▶ THE PROBLEM
A word-for-word copy of the data is what's wanted, with no pictures.
--- SOURCE DATA Enclosed Below ---
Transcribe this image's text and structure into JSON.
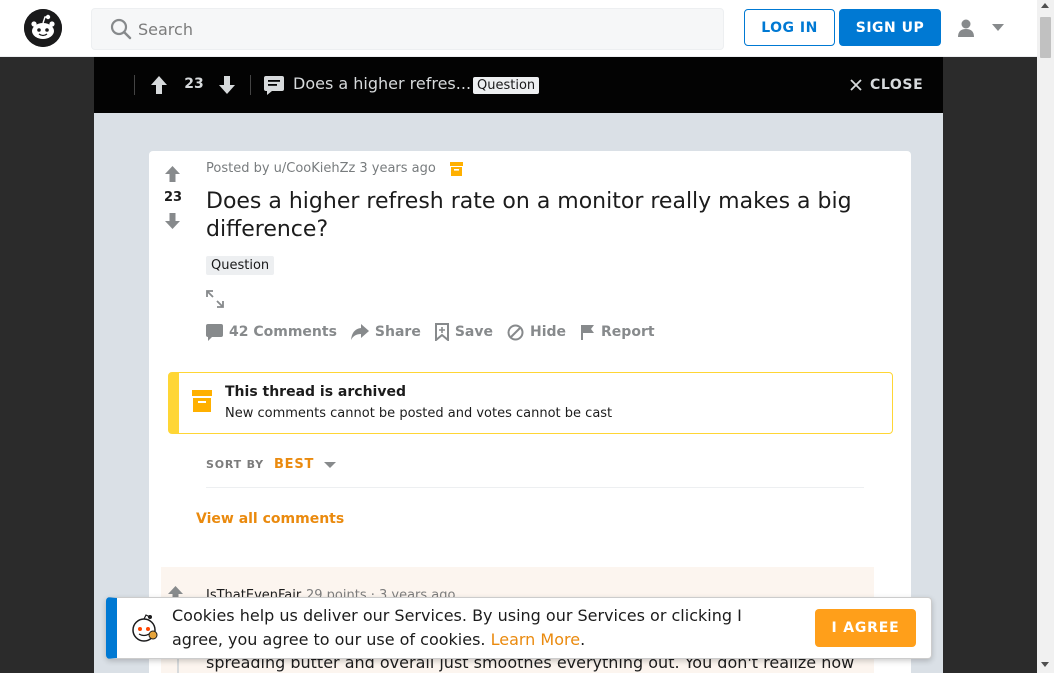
{
  "header": {
    "search_placeholder": "Search",
    "login_label": "LOG IN",
    "signup_label": "SIGN UP"
  },
  "postbar": {
    "score": "23",
    "title": "Does a higher refres...",
    "flair": "Question",
    "close_label": "CLOSE"
  },
  "post": {
    "posted_by": "Posted by u/CooKiehZz",
    "age": "3 years ago",
    "score": "23",
    "title": "Does a higher refresh rate on a monitor really makes a big difference?",
    "flair": "Question",
    "actions": {
      "comments": "42 Comments",
      "share": "Share",
      "save": "Save",
      "hide": "Hide",
      "report": "Report"
    }
  },
  "archived": {
    "title": "This thread is archived",
    "message": "New comments cannot be posted and votes cannot be cast"
  },
  "sort": {
    "label": "SORT BY",
    "value": "BEST"
  },
  "view_all": "View all comments",
  "comment": {
    "author": "IsThatEvenFair",
    "points": "29 points · 3 years ago",
    "body": "spreading butter and overall just smoothes everything out. You don't realize how"
  },
  "cookie": {
    "text": "Cookies help us deliver our Services. By using our Services or clicking I agree, you agree to our use of cookies.",
    "learn_more": "Learn More",
    "trailing": ".",
    "agree_label": "I AGREE"
  },
  "colors": {
    "brand_blue": "#0079d3",
    "orange": "#ea8a0e",
    "archived_yellow": "#ffd635"
  }
}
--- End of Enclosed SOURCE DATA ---
▶ WRITTEN SOLUTION
Transcribe this image's text and structure into JSON.
{
  "header": {
    "search_placeholder": "Search",
    "login_label": "LOG IN",
    "signup_label": "SIGN UP"
  },
  "postbar": {
    "score": "23",
    "title": "Does a higher refres...",
    "flair": "Question",
    "close_label": "CLOSE"
  },
  "post": {
    "posted_by": "Posted by u/CooKiehZz",
    "age": "3 years ago",
    "score": "23",
    "title": "Does a higher refresh rate on a monitor really makes a big difference?",
    "flair": "Question",
    "actions": {
      "comments": "42 Comments",
      "share": "Share",
      "save": "Save",
      "hide": "Hide",
      "report": "Report"
    }
  },
  "archived": {
    "title": "This thread is archived",
    "message": "New comments cannot be posted and votes cannot be cast"
  },
  "sort": {
    "label": "SORT BY",
    "value": "BEST"
  },
  "view_all": "View all comments",
  "comment": {
    "author": "IsThatEvenFair",
    "points": "29 points · 3 years ago",
    "body": "spreading butter and overall just smoothes everything out. You don't realize how"
  },
  "cookie": {
    "text": "Cookies help us deliver our Services. By using our Services or clicking I agree, you agree to our use of cookies.",
    "learn_more": "Learn More",
    "trailing": ".",
    "agree_label": "I AGREE"
  },
  "colors": {
    "brand_blue": "#0079d3",
    "orange": "#ea8a0e",
    "archived_yellow": "#ffd635"
  }
}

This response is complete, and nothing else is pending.